What you should do >> Please find the lines in the following records that hold "CAPACIDAD", and copy them.

/---

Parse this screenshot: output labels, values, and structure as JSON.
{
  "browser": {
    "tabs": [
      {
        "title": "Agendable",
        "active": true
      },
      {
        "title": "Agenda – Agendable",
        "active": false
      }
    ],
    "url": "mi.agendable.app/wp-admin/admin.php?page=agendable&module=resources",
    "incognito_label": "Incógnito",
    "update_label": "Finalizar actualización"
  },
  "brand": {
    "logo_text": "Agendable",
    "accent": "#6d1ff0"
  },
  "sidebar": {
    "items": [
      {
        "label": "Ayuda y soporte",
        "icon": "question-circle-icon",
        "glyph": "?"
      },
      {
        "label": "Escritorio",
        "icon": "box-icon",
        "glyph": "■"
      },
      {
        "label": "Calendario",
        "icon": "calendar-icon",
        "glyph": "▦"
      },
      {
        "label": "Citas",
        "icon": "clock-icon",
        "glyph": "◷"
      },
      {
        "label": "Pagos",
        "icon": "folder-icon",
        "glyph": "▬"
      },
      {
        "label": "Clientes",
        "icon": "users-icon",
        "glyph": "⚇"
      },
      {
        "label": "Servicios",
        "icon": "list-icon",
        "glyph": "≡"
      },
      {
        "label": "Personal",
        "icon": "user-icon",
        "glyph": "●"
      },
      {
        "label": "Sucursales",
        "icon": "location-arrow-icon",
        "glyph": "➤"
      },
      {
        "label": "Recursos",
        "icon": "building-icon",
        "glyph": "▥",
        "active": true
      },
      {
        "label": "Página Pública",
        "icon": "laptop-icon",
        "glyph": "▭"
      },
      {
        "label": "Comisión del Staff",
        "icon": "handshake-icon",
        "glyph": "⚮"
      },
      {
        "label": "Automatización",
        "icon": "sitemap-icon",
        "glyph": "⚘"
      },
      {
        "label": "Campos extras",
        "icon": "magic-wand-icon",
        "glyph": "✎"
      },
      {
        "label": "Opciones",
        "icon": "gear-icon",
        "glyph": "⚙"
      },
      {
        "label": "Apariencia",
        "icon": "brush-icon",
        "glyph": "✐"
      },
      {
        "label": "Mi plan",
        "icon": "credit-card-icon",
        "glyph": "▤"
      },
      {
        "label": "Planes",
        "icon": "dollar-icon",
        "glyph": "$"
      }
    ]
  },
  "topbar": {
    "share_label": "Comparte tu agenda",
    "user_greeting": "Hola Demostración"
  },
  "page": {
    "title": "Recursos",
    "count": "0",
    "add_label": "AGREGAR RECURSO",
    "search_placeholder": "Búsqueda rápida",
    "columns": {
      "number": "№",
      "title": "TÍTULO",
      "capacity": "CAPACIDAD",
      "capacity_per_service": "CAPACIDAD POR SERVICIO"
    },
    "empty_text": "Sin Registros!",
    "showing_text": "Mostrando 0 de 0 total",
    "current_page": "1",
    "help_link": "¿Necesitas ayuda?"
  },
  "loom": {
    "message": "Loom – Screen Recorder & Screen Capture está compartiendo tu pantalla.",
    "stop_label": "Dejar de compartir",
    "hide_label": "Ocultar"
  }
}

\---

Reply to the task >>
      "capacity": "CAPACIDAD",
      "capacity_per_service": "CAPACIDAD POR SERVICIO"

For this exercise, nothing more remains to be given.